while (size--) { data.push({seat:size, price: "$"+(Math.random() * 100 | 0)})} return data; } console.log("Eval complexity A:" + bestSeats(randomData(10))); console.log("Eval complexity B:" + bestSeats(randomData(100))); console.log("Eval complexity C:" + bestSeats(randomData(500))); The 3 points we can use to find the curve that best fits  O(10) ~= 211 O(100) ~= 20,102 O(500) ~= 500,005  Experience tells me it's a polynomial of some (not too high) order. Using a graphing calculator I found a reasonable fits at 2.15 making your functions big O complexity ## $$\O(n^{2.15})\$$ Which is insanely inefficient. OMDG!!!! So keeping "...in es6 format" (?) in mind a cleaner more readable, less CO2 producing sea level rising approach is to do a two pass scan of the seats. The first pass finds the min price, the second extracts the min price seat numbers. This example uses for of loops rather than the Array methods like filter and map, because these array methods have a nasty way of blinding people to the insane level of complexity of what they do, and for of is a little quicker and often allows better optimizations than the array methods, so it's win win for for of ## Examples in $$\O(n)\$$ linear time.  function bestSeats(seats) { var min = Infinity, minVal; const result = []; for (const seat of seats) { const price = Number(seat.price.slice(1)); if (price < min) { min = price; minVal = seat.price; } } for (const seat of seats) { if (seat.price === minVal) { result.push(seat.seatNumber) } } return result; }  And if you must use the array methods.  function bestSeats(seats) { const price2Num = seat => Number(seat.price.slice(1)); const min = (min, seat) => price2Num(seat) < min ? price2Num(seat) : min; const minPrice = "$" + seats.reduce(min, Infinity);
return seats.filter(seat => seat.price === minPrice).map(seat => seat.seatNumber);
}

• Wouldn't it be possible to cache the seats with min value as we go in the first loop making it O(n)? Now it looks O(2*n) to me. – dfhwze Aug 21 at 4:35
• @dfhwze O(2n) is the same as O(n), both are linear and the scalar 2 is never included in Big O notation as it becomes insignificant as we approach infinity.Yes a single pass O(n) solution can use a Map to hold each price category filing in the cats as you check each value, returning the min cat. Personally that should be part of the data query (pre processed index by price) and then searching only prices categories could make it O(n^c) 0<c<1 (being less complex than O(n)) if price category count had that relationship to seat count. Could even be O(1) if the price categories count is fixed – Blindman67 Aug 21 at 10:52
• Thanks for this thorough clarification. – dfhwze Aug 21 at 10:54
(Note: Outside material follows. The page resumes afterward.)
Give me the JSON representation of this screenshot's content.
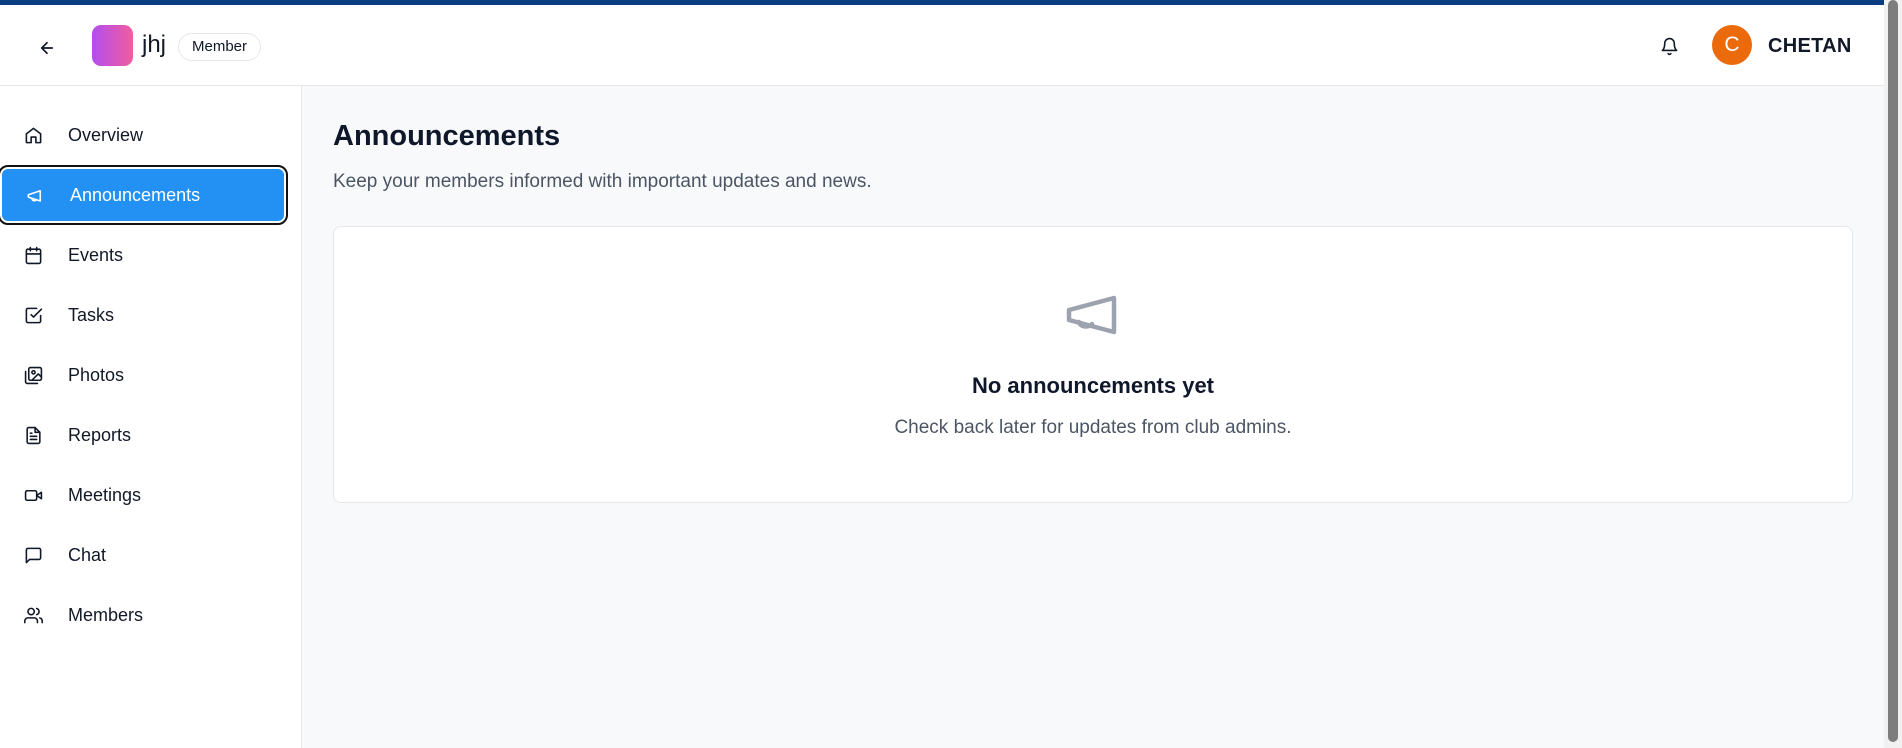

• should i use the above answer? @Blindman67 confused me – shorif2000 Aug 21 at 16:51
• @shorif2000 You are under no obligation to accept an answer, you are free to undo accepted answers if you feel the answer has not helped you. A question without an accepted answer is much more likely to get another answer, an answer that may better address your needs, which is after-all what this site is for. :) – Blindman67 Aug 21 at 19:45